Broken Stirrup

At seven, Trudi will this time or next time refuse on principle to get out of the water. She never likes to go. Already, she needs someone to take her seriously. The struggle grows less muted. Trudi’s mother is one of five parents, men and women sitting poolside, watching the children swim. Talking about a drowning not in this pool but down along the shoreline, they’re tense to dive in suddenly. Only Trudi’s mother’s bathing suit strap has broken, and the suit hangs on by diaper pins dug from another mother’s tote bag.
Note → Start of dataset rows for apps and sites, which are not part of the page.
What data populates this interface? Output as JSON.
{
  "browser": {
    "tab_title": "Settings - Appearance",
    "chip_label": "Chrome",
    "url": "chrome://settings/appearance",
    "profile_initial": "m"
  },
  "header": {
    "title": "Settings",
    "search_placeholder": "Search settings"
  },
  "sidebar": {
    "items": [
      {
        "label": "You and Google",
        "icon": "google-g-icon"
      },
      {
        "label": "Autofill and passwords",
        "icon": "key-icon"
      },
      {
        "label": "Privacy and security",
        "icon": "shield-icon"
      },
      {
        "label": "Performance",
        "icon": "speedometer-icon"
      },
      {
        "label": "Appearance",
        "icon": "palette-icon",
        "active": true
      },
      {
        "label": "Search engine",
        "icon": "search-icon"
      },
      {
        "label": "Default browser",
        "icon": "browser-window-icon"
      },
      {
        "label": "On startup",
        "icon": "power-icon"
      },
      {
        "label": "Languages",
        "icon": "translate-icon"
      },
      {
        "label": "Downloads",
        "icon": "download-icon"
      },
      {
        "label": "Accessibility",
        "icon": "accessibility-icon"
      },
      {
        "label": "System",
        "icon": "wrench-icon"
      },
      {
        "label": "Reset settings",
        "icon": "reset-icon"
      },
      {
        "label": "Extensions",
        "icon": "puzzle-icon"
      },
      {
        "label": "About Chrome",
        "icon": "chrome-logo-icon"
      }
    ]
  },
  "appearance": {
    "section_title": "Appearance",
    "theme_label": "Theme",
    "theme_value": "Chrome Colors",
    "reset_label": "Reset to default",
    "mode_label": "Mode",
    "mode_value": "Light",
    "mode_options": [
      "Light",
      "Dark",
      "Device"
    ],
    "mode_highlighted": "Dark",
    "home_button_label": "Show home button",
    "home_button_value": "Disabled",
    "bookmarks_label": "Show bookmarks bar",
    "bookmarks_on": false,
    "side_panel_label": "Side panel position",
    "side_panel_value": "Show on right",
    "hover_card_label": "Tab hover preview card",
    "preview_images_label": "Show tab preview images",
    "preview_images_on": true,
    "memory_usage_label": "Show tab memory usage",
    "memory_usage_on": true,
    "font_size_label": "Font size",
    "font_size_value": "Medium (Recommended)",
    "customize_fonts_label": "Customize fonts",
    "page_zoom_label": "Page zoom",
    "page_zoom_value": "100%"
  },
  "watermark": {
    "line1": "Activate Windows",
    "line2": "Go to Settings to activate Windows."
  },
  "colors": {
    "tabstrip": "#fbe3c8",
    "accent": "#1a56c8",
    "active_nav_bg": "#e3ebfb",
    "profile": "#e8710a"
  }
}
She listens to the other parents discuss a dead boy’s body as rumor would have it, as she listens to Trudi explain to the other kids treading water the rules of underwater tea parties: Before you run out of air, come up for air and blow air out to sink back down again. Talk with your eyes and hands only. Avoid too hard laughter. Sit cross-legged and don’t mind levitating. Pinkies up to pantomime fine china. Her hair billowing up like forests of kelp, Trudi ignores her pacing mother refracted overhead. But whose point of view is this anyway, who suddenly says stuff about kelp while Trudi, as if she were in another state, chooses ignorance? Something could go terribly wrong. She could cry out without a soul to hear her. Years ago, when she was a nursing student, green, childless, her mother was called from the break room into an emergency situation. Soon, an obstetrician was instructing a birthing woman to push while she, at twenty, leaned her shoulder into the flat of the laboring mother’s foot in place of a broken stirrup. She was all but a bystander there. The blood took her breath as the good news of a fetal monitor gave it back, as the mother’s mouth strained upwards and the mouth of the preceptor performed knowing smiles and the doctor’s mouth blurred as it coaxed. “Breathe,” someone said. But bloody the gloves of the attendants there, blood on metal, blood on the blades of the episiotomy scissors snipping a perineum. The new mother gulped as she heaved, or the body heaved as she was simultaneously elsewhere and yelling and not stopping yelling. “Breathe.” Then it was time. Time to push up from the wavy blue bottom, swim to the side, climb the ladder single file, sudden goosebumps, peeling noses, fall into thick towels, flip-flop down cobblestones pathways, curse in waves rising off molten asphalt. When Trudi burns the backs of legs on the beige seat of a suffocating auto and says, “We should stay at least until it’s dark out,” her mother recalls not her own daughter’s birth but the inner thighs of a stranger terminating to the head of a crowning child a long time ago on a cold, bright morning in Columbus, Ohio.